Tried to eliminate variations induced by spool-size, both sides start with an entry post (right side of the octagon). Both sides have identical dancing-potentiometer, the entry-exit angle of the potentiometer is fixed by the entry-post and the first roller (from right to left). The next side of the octagon is the capstan (on the top) and the dummy-mirror-capstan, the three rollers at the bottom. The two left sides of the octagon are the gate.

The large sphere needed for 16 mm target (more than one frame) takes a lot of space. When working on the failed prototype, one of the takeaways of the experience was the fragility and rigidity of old film (have a couple of the 16mm close to 70 years old). So was looking for a compact arrangement with a path minimizing sharp bends. The entry post, with large spools are the only ones would be over 90 degrees (the old 16 mm film is in smaller spools, and the angle would be far less than 90).

So in short, all those rollers help make the transport plate a bit smaller, and lesser the film bending.
Please, don’t follow me, I’m a bit lost… but making good progress (paraphrasing Yogi Berra).

I suggest you change nothing until you test it, and use the information provided as things-to-keep-an-eye-for. Perfection is enemy of the good.


This kind of freely shared experience is the reason this forum is great and how it has become a veritable dragon’s hoard of collected wisdom for these kinds of project. :smiley:

Film bow wasn’t on my radar before, but it is now.

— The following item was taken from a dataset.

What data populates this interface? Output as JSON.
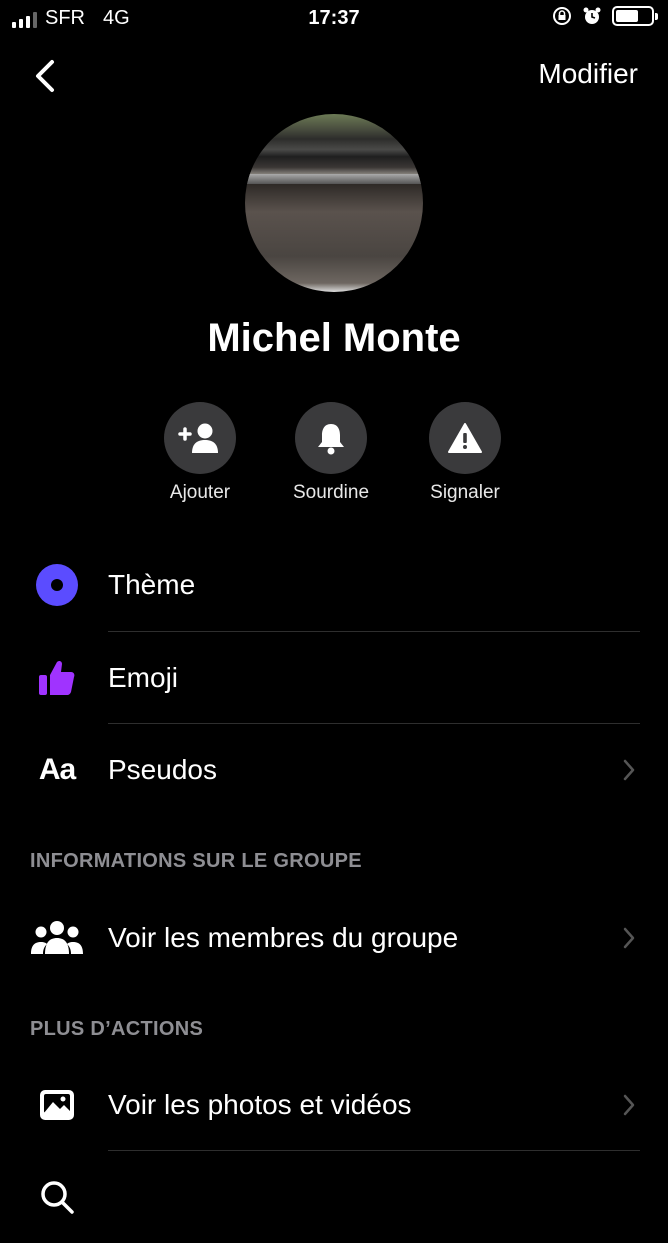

I’ll keep an eye out for any problems while I’m testing things. Thanks again for sharing!